Protein lysine acetylation has emerged as a key posttranslational modification in cellular regulation, in particular through the modification of histones and nuclear transcription regulators. We show that lysine acetylation is a prevalent modification in enzymes that catalyze intermediate metabolism. Virtually every enzyme in glycolysis, gluconeogenesis, the tricarboxylic acid (TCA) cycle, the urea cycle, fatty acid metabolism, and glycogen metabolism was found to be acetylated in human liver tissue. The concentration of metabolic fuels, such as glucose, amino acids, and fatty acids, influenced the acetylation status of metabolic enzymes. Acetylation activated enoyl-coenzyme A hydratase/3-hydroxyacyl-coenzyme A dehydrogenase in fatty acid oxidation and malate dehydrogenase in the TCA cycle, inhibited argininosuccinate lyase in the urea cycle, and destabilized phosphoenolpyruvate carboxykinase in gluconeogenesis. Our study reveals that acetylation plays a major role in metabolic regulation.
Regulation of Cellular Metabolism by Protein Lysine Acetylation

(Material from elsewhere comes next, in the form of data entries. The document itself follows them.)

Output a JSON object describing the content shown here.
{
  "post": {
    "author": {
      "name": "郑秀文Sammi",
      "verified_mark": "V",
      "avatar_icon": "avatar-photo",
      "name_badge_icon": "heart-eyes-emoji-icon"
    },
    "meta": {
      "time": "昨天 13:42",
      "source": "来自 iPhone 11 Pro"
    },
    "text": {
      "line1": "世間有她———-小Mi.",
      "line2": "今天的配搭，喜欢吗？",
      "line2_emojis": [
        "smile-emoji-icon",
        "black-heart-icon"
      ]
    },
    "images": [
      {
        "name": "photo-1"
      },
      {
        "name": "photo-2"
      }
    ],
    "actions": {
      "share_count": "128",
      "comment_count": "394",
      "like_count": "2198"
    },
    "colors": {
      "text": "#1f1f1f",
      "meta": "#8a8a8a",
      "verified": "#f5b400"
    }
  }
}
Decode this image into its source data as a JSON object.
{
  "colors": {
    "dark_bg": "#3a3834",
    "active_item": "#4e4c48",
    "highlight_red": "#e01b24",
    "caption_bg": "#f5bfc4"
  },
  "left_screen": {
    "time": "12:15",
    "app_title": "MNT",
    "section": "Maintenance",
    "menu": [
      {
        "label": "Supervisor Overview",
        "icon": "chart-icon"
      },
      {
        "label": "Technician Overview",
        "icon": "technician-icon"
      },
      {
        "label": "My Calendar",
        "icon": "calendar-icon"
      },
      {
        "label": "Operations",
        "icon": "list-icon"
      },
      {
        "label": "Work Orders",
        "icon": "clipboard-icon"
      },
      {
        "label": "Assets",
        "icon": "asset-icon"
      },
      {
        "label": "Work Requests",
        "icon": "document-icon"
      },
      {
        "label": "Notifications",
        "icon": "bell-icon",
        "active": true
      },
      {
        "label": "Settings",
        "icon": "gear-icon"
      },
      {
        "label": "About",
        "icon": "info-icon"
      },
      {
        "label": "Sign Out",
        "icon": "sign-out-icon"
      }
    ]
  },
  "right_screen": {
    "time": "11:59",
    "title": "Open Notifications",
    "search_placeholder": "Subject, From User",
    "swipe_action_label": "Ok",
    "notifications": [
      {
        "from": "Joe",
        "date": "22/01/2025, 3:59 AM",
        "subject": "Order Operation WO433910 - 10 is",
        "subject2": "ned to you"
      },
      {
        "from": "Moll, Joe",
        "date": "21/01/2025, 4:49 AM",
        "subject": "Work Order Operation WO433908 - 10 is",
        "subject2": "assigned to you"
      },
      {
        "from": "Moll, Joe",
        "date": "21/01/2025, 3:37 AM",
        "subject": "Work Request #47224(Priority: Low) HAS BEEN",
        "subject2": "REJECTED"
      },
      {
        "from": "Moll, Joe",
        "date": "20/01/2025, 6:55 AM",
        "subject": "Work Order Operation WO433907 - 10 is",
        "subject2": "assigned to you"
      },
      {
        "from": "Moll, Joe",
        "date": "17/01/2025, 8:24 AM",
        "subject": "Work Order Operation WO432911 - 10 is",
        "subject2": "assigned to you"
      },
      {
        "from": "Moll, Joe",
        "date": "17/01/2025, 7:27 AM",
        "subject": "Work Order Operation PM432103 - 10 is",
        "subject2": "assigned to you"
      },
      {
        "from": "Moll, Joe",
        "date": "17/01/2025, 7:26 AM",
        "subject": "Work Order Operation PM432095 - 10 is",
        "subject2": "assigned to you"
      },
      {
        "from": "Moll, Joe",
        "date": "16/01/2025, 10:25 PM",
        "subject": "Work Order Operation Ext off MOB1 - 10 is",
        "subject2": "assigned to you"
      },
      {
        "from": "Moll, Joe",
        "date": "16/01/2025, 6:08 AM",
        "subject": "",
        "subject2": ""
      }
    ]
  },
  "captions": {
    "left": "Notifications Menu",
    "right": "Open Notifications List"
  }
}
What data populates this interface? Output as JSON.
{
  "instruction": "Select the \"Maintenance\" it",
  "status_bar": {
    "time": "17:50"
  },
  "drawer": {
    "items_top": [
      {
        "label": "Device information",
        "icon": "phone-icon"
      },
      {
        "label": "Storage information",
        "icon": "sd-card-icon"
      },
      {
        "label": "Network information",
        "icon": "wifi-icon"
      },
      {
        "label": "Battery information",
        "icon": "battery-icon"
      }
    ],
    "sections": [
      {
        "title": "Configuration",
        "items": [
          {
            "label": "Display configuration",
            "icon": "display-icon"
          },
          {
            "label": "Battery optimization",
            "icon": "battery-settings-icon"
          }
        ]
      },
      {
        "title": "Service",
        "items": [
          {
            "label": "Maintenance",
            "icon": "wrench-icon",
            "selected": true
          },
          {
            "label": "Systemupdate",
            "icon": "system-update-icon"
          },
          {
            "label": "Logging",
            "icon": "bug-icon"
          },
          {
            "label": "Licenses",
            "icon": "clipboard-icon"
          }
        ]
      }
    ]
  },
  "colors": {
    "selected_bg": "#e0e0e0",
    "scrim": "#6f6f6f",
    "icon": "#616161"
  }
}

Shimin Zhao,1,2 Wei Xu,1,2,* Wenqing Jiang,1,2,* Wei Yu,1,2 Yan Lin,2 Tengfei Zhang,1,2 Jun Yao,3 Li Zhou,4 Yaxue Zeng,4 Hong Li,5 Yixue Li,6 Jiong Shi,6 Wenlin An,7 Susan M. Hancock,7 Fuchu He,3 Lunxiu Qin,5 Jason Chin,7 Pengyuan Yang,3 Xian Chen,3,4 Qunying Lei,1,2,8 Yue Xiong,1,2,4,† and Kun-Liang Guan1,2,8,9,†
2011 Dec 7.
Type IIa von Willebrand’s disease (vWd) has been characterized by the absence of the largest and a reduction in the intermediate-sized multimers of the plasma and platelet von Willebrand factor (vWf) and by the diminished response of the platelet-rich plasma of these patients to ristocetin. Other recently demonstrated abnormalities include the presence of an abnormal triplet structure of vWf. We have studied the plasma and platelets from three patients with this form of vWd and have found that both their plasma and platelets manifest the previously described abnormalities. Because of the heterogeneity of the multimeric structure of the vWf in these patients, we considered the possibility that postsynthetic events may have modified the vWf. When blood was collected in 5 mM EDTA or 5 mM EDTA/leupeptin/N-ethylmaleimide, the abnormal multimeric structure of the plasma and platelet vWf was partially normalized in that the intermediate and the largest vWf multimers were increased, the abnormal multimer structure was no longer as apparent, and the fastest migrating band (an abnormality seen only in the type IIa vWd plasma and platelets) disappeared. The enzymatic activity responsible for this degradation can be classified as a calcium-dependent protease. Studies of normal radiolabeled vWf incubated with platelet lysates from normal subjects and these patients revealed that the patients’ platelets did not contain increased amounts of calcium-dependent protease activity as assessed by degradation of normal vWf. These data suggest that patients with type IIa vWd synthesize an abnormal vWf protein that is susceptible to in vitro proteolytic degradation and that proteolytic degradation can play a significant role in the phenotypic expression of vWd by modifying the plasma and platelet vWf multimeric structure.
In vitro correction of the abnormal multimeric structure of von Willebrand factor in type IIa von Willebrand's disease.
H R Gralnick, S B Williams, L P McKeown, P Maisonneuve, C Jenneau, Y Sultan, and M E Rick